BANGOR, Maine — Penobscot Community Health Center’s Union Street campus is about to grow thanks to a low-interest loan from the U.S. Department of Agriculture, U.S. Rep. Mike Michaud announced Thursday.
PCHC is going to use the $2,635,000 loan to purchase a building that it now leases from Tom Valley of Hilltop Inc., the Rev. Bob Carlson, president of PCHC, said Thursday.
A People’s United Bank branch is situated at one end of the building and will remain, as will a tanning salon, he said.
“The reason we want to buy this is to develop the entire campus into an integrated health care system,” he said. “It’s going to allow us to have expanded services. It’s very exciting for us.”
Speech and audiology offices, as well as specialty services, eventually will be housed in the building, which will be purchased through the USDA’s Business and Industry Guaranteed Loan Program.
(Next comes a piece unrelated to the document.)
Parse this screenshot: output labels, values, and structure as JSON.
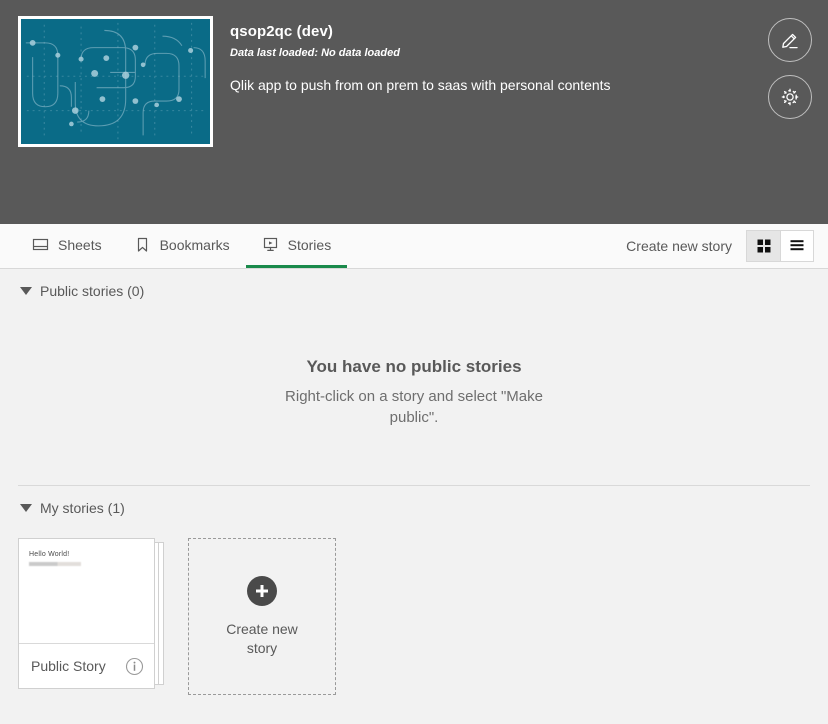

“The Penobscot Community Health Center has been nationally recognized for its excellence in medical services and it plays an essential role in providing affordable health care to the Bangor area,” Michaud said in a statement. “This USDA investment not only helps the health center provide quality, affordable health care, but it will also help retain much-needed jobs.”
Carlson said he wasn’t sure of the exact interest rate on the $2.6 million loan, but he said it is very low.
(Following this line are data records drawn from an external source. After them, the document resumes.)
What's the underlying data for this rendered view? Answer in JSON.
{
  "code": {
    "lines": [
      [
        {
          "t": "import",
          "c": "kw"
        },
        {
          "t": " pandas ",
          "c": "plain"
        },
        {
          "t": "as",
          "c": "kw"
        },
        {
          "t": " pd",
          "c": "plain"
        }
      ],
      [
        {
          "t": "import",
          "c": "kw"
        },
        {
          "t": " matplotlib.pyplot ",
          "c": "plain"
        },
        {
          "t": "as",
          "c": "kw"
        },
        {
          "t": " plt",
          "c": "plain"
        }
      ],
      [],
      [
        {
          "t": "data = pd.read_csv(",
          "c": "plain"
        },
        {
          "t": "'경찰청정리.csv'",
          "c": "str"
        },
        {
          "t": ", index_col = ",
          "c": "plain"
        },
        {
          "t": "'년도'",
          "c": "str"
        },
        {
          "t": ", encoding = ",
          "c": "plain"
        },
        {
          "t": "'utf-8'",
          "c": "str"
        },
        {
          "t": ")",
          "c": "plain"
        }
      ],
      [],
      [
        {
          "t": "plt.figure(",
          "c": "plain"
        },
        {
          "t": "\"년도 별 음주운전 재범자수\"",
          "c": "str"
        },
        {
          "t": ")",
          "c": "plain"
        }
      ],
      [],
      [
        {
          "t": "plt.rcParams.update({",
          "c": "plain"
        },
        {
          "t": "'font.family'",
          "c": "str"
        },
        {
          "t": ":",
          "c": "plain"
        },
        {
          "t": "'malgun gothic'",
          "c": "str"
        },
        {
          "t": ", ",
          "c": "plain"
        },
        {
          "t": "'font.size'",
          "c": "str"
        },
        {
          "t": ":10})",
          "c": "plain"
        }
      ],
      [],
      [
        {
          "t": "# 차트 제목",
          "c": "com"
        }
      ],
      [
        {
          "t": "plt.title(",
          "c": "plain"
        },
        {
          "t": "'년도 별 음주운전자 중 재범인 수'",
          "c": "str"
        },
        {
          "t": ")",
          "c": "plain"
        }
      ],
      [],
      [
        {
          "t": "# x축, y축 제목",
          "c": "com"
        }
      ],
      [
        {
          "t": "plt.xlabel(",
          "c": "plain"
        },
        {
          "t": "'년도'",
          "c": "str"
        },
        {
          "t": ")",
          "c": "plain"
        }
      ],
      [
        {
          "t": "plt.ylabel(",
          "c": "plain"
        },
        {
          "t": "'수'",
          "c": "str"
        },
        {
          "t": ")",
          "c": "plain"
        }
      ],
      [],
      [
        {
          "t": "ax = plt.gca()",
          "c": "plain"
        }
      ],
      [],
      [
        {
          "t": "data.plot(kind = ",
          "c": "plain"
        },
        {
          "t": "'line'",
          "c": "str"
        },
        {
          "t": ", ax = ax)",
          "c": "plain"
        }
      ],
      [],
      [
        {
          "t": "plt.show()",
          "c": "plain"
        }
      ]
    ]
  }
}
Virginia Manuel, USDA Rural Development’s state director, said in a statement that she was pleased that Rural Development could provide the loan guarantee to support PCHC.
“Quality health care is at the heart of creating and sustaining vibrant rural Maine communities, and we are pleased to partner with Katahdin Trust Co. to fund this essential community facility,” she said.
Thursday’s loan announcement comes on the heels of news that PCHC will expand its Union Street dental facility, increasing the number of patient chairs from 27 to 43, Carlson said. He said he is amazed with how the PCHC campus has grown since its start in 1997.
“When you think about 13 years ago, we were in building one and we had six exam rooms and one doctor, one part-time nurse practitioner and four employees,” Carlson said. “Now we have just over 500 employees and just shy of 50,000 patients.”
PCHC now occupies four buildings at its Union Street campus.